Dataset rows describing interfaces:
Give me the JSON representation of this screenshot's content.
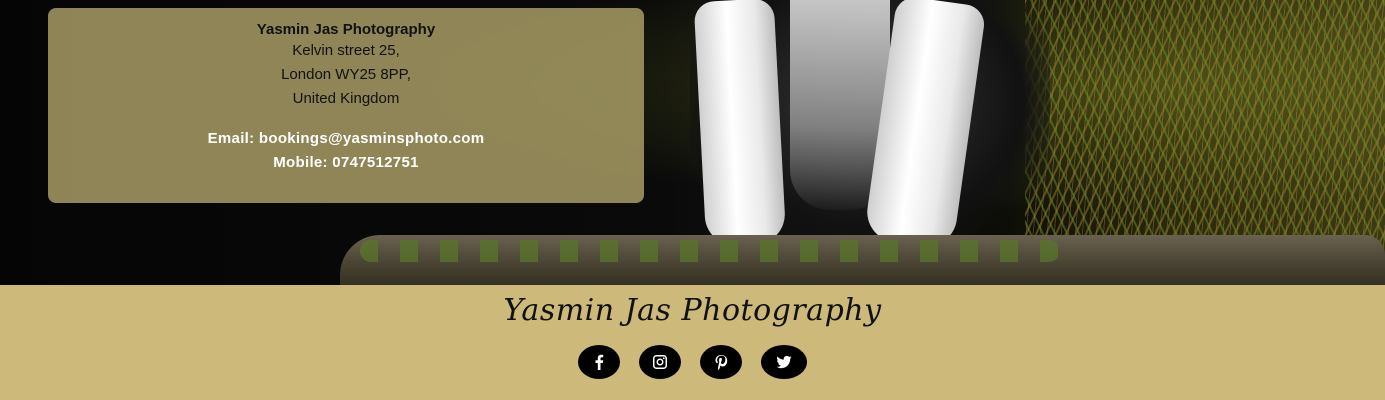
{
  "card": {
    "name": "Yasmin Jas Photography",
    "address_lines": [
      "Kelvin street 25,",
      "London WY25 8PP,",
      "United Kingdom"
    ],
    "email_line": "Email: bookings@yasminsphoto.com",
    "mobile_line": "Mobile: 0747512751"
  },
  "footer": {
    "brand": "Yasmin Jas Photography",
    "socials": [
      {
        "name": "facebook",
        "icon": "facebook-icon"
      },
      {
        "name": "instagram",
        "icon": "instagram-icon"
      },
      {
        "name": "pinterest",
        "icon": "pinterest-icon"
      },
      {
        "name": "twitter",
        "icon": "twitter-icon"
      }
    ]
  },
  "colors": {
    "card_bg": "#ada168",
    "footer_bg": "#cdb97a",
    "social_bg": "#000000"
  }
}
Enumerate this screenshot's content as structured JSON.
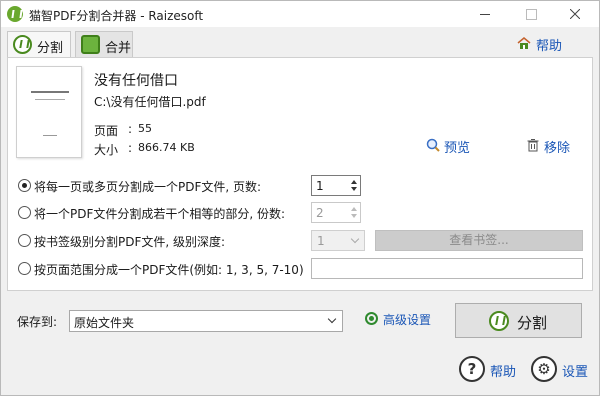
{
  "titlebar": {
    "title": "猫智PDF分割合并器 - Raizesoft",
    "minimize": "minimize",
    "maximize": "maximize",
    "close": "close"
  },
  "tabs": [
    {
      "label": "分割",
      "icon": "scissors-icon",
      "active": true
    },
    {
      "label": "合并",
      "icon": "merge-icon",
      "active": false
    }
  ],
  "top_help": {
    "label": "帮助",
    "icon": "house-icon"
  },
  "document": {
    "title": "没有任何借口",
    "path": "C:\\没有任何借口.pdf",
    "pages_label": "页面",
    "pages": "55",
    "size_label": "大小",
    "size": "866.74 KB",
    "preview_label": "预览",
    "remove_label": "移除"
  },
  "options": [
    {
      "label": "将每一页或多页分割成一个PDF文件, 页数:",
      "selected": true,
      "value": "1"
    },
    {
      "label": "将一个PDF文件分割成若干个相等的部分, 份数:",
      "selected": false,
      "value": "2"
    },
    {
      "label": "按书签级别分割PDF文件, 级别深度:",
      "selected": false,
      "value": "1",
      "button_label": "查看书签..."
    },
    {
      "label": "按页面范围分成一个PDF文件(例如: 1, 3, 5, 7-10)",
      "selected": false,
      "value": ""
    }
  ],
  "save": {
    "label": "保存到:",
    "value": "原始文件夹",
    "advanced_label": "高级设置",
    "split_button": "分割"
  },
  "footer": {
    "help_label": "帮助",
    "settings_label": "设置"
  },
  "colors": {
    "accent_green": "#4a8a1f",
    "link_blue": "#1a56b6"
  }
}
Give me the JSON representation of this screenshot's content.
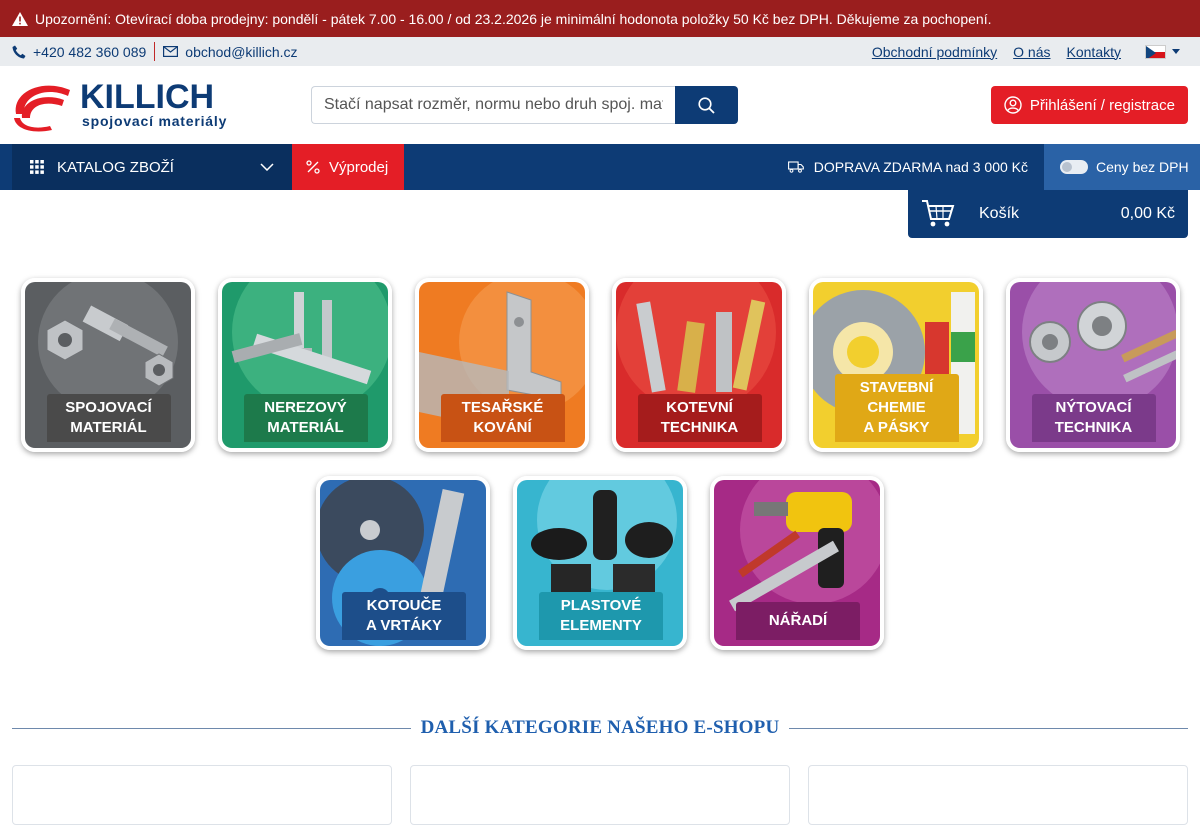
{
  "notice": {
    "text": "Upozornění: Otevírací doba prodejny: pondělí - pátek 7.00 - 16.00 / od 23.2.2026 je minimální hodonota položky 50 Kč bez DPH. Děkujeme za pochopení."
  },
  "contact": {
    "phone": "+420 482 360 089",
    "email": "obchod@killich.cz"
  },
  "toplinks": {
    "terms": "Obchodní podmínky",
    "about": "O nás",
    "contacts": "Kontakty"
  },
  "logo": {
    "brand": "KILLICH",
    "subtitle": "spojovací materiály"
  },
  "search": {
    "placeholder": "Stačí napsat rozměr, normu nebo druh spoj. materiálu"
  },
  "login": {
    "label": "Přihlášení / registrace"
  },
  "nav": {
    "catalog": "KATALOG ZBOŽÍ",
    "sale": "Výprodej",
    "shipping": "DOPRAVA ZDARMA nad 3 000 Kč",
    "vat_toggle": "Ceny bez DPH"
  },
  "cart": {
    "label": "Košík",
    "total": "0,00 Kč"
  },
  "categories": [
    {
      "title": "SPOJOVACÍ MATERIÁL",
      "line1": "SPOJOVACÍ",
      "line2": "MATERIÁL",
      "bg": "#5a5d60",
      "capbg": "#4a4a4a"
    },
    {
      "title": "NEREZOVÝ MATERIÁL",
      "line1": "NEREZOVÝ",
      "line2": "MATERIÁL",
      "bg": "#1e9a6a",
      "capbg": "#1d7a4b"
    },
    {
      "title": "TESAŘSKÉ KOVÁNÍ",
      "line1": "TESAŘSKÉ",
      "line2": "KOVÁNÍ",
      "bg": "#ef7b22",
      "capbg": "#c85214"
    },
    {
      "title": "KOTEVNÍ TECHNIKA",
      "line1": "KOTEVNÍ",
      "line2": "TECHNIKA",
      "bg": "#d92b2b",
      "capbg": "#a51c1c"
    },
    {
      "title": "STAVEBNÍ CHEMIE A PÁSKY",
      "line1": "STAVEBNÍ",
      "line2": "CHEMIE",
      "line3": "A PÁSKY",
      "bg": "#f2cf2e",
      "capbg": "#e0a816"
    },
    {
      "title": "NÝTOVACÍ TECHNIKA",
      "line1": "NÝTOVACÍ",
      "line2": "TECHNIKA",
      "bg": "#9a4fa8",
      "capbg": "#7b3a8a"
    },
    {
      "title": "KOTOUČE A VRTÁKY",
      "line1": "KOTOUČE",
      "line2": "A VRTÁKY",
      "bg": "#2e6cb3",
      "capbg": "#1d4e8a"
    },
    {
      "title": "PLASTOVÉ ELEMENTY",
      "line1": "PLASTOVÉ",
      "line2": "ELEMENTY",
      "bg": "#37b5cf",
      "capbg": "#1e98ad"
    },
    {
      "title": "NÁŘADÍ",
      "line1": "NÁŘADÍ",
      "line2": "",
      "bg": "#a62a86",
      "capbg": "#7c1d64"
    }
  ],
  "more": {
    "heading": "DALŠÍ KATEGORIE NAŠEHO E-SHOPU"
  }
}
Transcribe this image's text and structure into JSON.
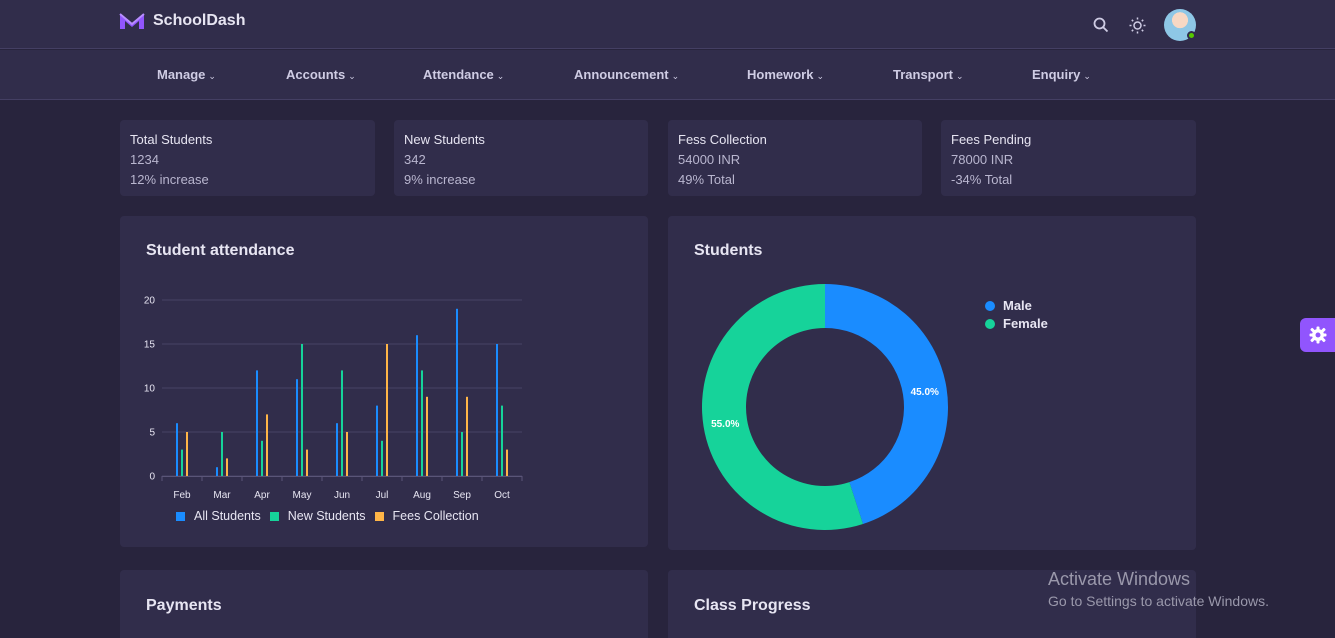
{
  "app": {
    "name": "SchoolDash"
  },
  "nav": [
    {
      "label": "Manage"
    },
    {
      "label": "Accounts"
    },
    {
      "label": "Attendance"
    },
    {
      "label": "Announcement"
    },
    {
      "label": "Homework"
    },
    {
      "label": "Transport"
    },
    {
      "label": "Enquiry"
    }
  ],
  "stats": [
    {
      "label": "Total Students",
      "value": "1234",
      "sub": "12% increase"
    },
    {
      "label": "New Students",
      "value": "342",
      "sub": "9% increase"
    },
    {
      "label": "Fess Collection",
      "value": "54000 INR",
      "sub": "49% Total"
    },
    {
      "label": "Fees Pending",
      "value": "78000 INR",
      "sub": "-34% Total"
    }
  ],
  "cards": {
    "attendance": "Student attendance",
    "students": "Students",
    "payments": "Payments",
    "class_progress": "Class Progress"
  },
  "colors": {
    "blue": "#1a8cff",
    "green": "#16d39a",
    "orange": "#ffb547",
    "accent": "#9155fd"
  },
  "chart_data": [
    {
      "type": "bar",
      "title": "Student attendance",
      "categories": [
        "Feb",
        "Mar",
        "Apr",
        "May",
        "Jun",
        "Jul",
        "Aug",
        "Sep",
        "Oct"
      ],
      "series": [
        {
          "name": "All Students",
          "values": [
            6,
            1,
            12,
            11,
            6,
            8,
            16,
            19,
            15
          ]
        },
        {
          "name": "New Students",
          "values": [
            3,
            5,
            4,
            15,
            12,
            4,
            12,
            5,
            8
          ]
        },
        {
          "name": "Fees Collection",
          "values": [
            5,
            2,
            7,
            3,
            5,
            15,
            9,
            9,
            3
          ]
        }
      ],
      "ylim": [
        0,
        20
      ],
      "yticks": [
        "0",
        "5",
        "10",
        "15",
        "20"
      ],
      "grid": true,
      "legend": "bottom"
    },
    {
      "type": "pie",
      "title": "Students",
      "labels": [
        "Male",
        "Female"
      ],
      "values": [
        45.0,
        55.0
      ],
      "value_labels": [
        "45.0%",
        "55.0%"
      ],
      "legend": "top-right"
    }
  ],
  "watermark": {
    "line1": "Activate Windows",
    "line2": "Go to Settings to activate Windows."
  }
}
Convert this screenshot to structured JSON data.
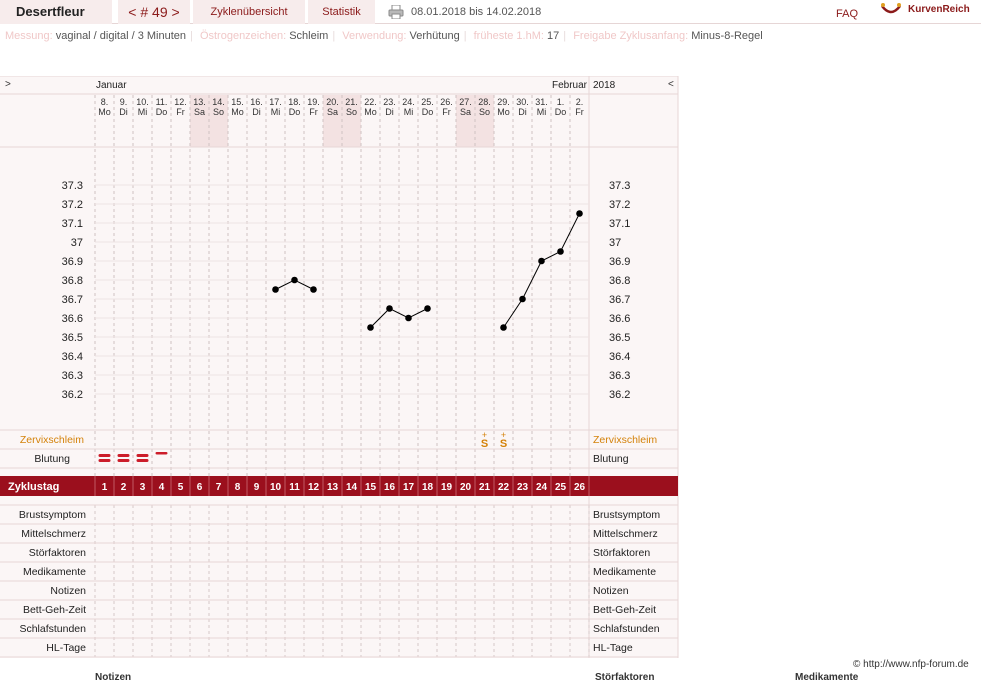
{
  "header": {
    "user": "Desertfleur",
    "cycle_nr": "< # 49 >",
    "tab_overview": "Zyklenübersicht",
    "tab_statistics": "Statistik",
    "date_range": "08.01.2018 bis 14.02.2018",
    "faq": "FAQ",
    "logo_text": "KurvenReich",
    "icons": [
      "print-icon",
      "logo-icon"
    ]
  },
  "info": {
    "messung_label": "Messung:",
    "messung_value": "vaginal / digital / 3 Minuten",
    "oestrogen_label": "Östrogenzeichen:",
    "oestrogen_value": "Schleim",
    "verwendung_label": "Verwendung:",
    "verwendung_value": "Verhütung",
    "hm_label": "früheste 1.hM:",
    "hm_value": "17",
    "freigabe_label": "Freigabe Zyklusanfang:",
    "freigabe_value": "Minus-8-Regel"
  },
  "chart_nav": {
    "prev": ">",
    "next": "<"
  },
  "months": {
    "left": "Januar",
    "right_month": "Februar",
    "right_year": "2018"
  },
  "days": [
    {
      "date": "8.",
      "wd": "Mo"
    },
    {
      "date": "9.",
      "wd": "Di"
    },
    {
      "date": "10.",
      "wd": "Mi"
    },
    {
      "date": "11.",
      "wd": "Do"
    },
    {
      "date": "12.",
      "wd": "Fr"
    },
    {
      "date": "13.",
      "wd": "Sa"
    },
    {
      "date": "14.",
      "wd": "So"
    },
    {
      "date": "15.",
      "wd": "Mo"
    },
    {
      "date": "16.",
      "wd": "Di"
    },
    {
      "date": "17.",
      "wd": "Mi"
    },
    {
      "date": "18.",
      "wd": "Do"
    },
    {
      "date": "19.",
      "wd": "Fr"
    },
    {
      "date": "20.",
      "wd": "Sa"
    },
    {
      "date": "21.",
      "wd": "So"
    },
    {
      "date": "22.",
      "wd": "Mo"
    },
    {
      "date": "23.",
      "wd": "Di"
    },
    {
      "date": "24.",
      "wd": "Mi"
    },
    {
      "date": "25.",
      "wd": "Do"
    },
    {
      "date": "26.",
      "wd": "Fr"
    },
    {
      "date": "27.",
      "wd": "Sa"
    },
    {
      "date": "28.",
      "wd": "So"
    },
    {
      "date": "29.",
      "wd": "Mo"
    },
    {
      "date": "30.",
      "wd": "Di"
    },
    {
      "date": "31.",
      "wd": "Mi"
    },
    {
      "date": "1.",
      "wd": "Do"
    },
    {
      "date": "2.",
      "wd": "Fr"
    }
  ],
  "weekend_indices": [
    5,
    6,
    12,
    13,
    19,
    20
  ],
  "temp_ticks": [
    "37.3",
    "37.2",
    "37.1",
    "37",
    "36.9",
    "36.8",
    "36.7",
    "36.6",
    "36.5",
    "36.4",
    "36.3",
    "36.2"
  ],
  "chart_data": {
    "type": "line",
    "x": [
      1,
      2,
      3,
      4,
      5,
      6,
      7,
      8,
      9,
      10,
      11,
      12,
      13,
      14,
      15,
      16,
      17,
      18,
      19,
      20,
      21,
      22,
      23,
      24,
      25,
      26
    ],
    "y": [
      null,
      null,
      null,
      null,
      null,
      null,
      null,
      null,
      null,
      36.75,
      36.8,
      36.75,
      null,
      null,
      36.55,
      36.65,
      36.6,
      36.65,
      null,
      null,
      null,
      36.55,
      36.7,
      36.9,
      36.95,
      37.15
    ],
    "ylim": [
      36.1,
      37.4
    ],
    "line_color": "#000000"
  },
  "labels": {
    "zervix": "Zervixschleim",
    "blutung": "Blutung",
    "zyklustag": "Zyklustag"
  },
  "zervix_marks": [
    {
      "cycle_day": 21,
      "symbol": "S",
      "mark": "+"
    },
    {
      "cycle_day": 22,
      "symbol": "S",
      "mark": "+"
    }
  ],
  "bleeding": [
    {
      "cycle_day": 1,
      "level": 2
    },
    {
      "cycle_day": 2,
      "level": 2
    },
    {
      "cycle_day": 3,
      "level": 2
    },
    {
      "cycle_day": 4,
      "level": 1
    }
  ],
  "cycle_days": [
    "1",
    "2",
    "3",
    "4",
    "5",
    "6",
    "7",
    "8",
    "9",
    "10",
    "11",
    "12",
    "13",
    "14",
    "15",
    "16",
    "17",
    "18",
    "19",
    "20",
    "21",
    "22",
    "23",
    "24",
    "25",
    "26"
  ],
  "bottom_rows": [
    "Brustsymptom",
    "Mittelschmerz",
    "Störfaktoren",
    "Medikamente",
    "Notizen",
    "Bett-Geh-Zeit",
    "Schlafstunden",
    "HL-Tage"
  ],
  "copyright": "© http://www.nfp-forum.de",
  "footer": {
    "notizen": "Notizen",
    "stoerfaktoren": "Störfaktoren",
    "medikamente": "Medikamente"
  },
  "colors": {
    "accent": "#9b0f1d",
    "weekend": "#f3e2e2",
    "zervix": "#d4820a",
    "blood": "#cc1d2a",
    "panel_bg": "#fbf6f6",
    "grid": "#e7d6d6"
  }
}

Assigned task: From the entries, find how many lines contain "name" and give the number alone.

Solved exercise: 9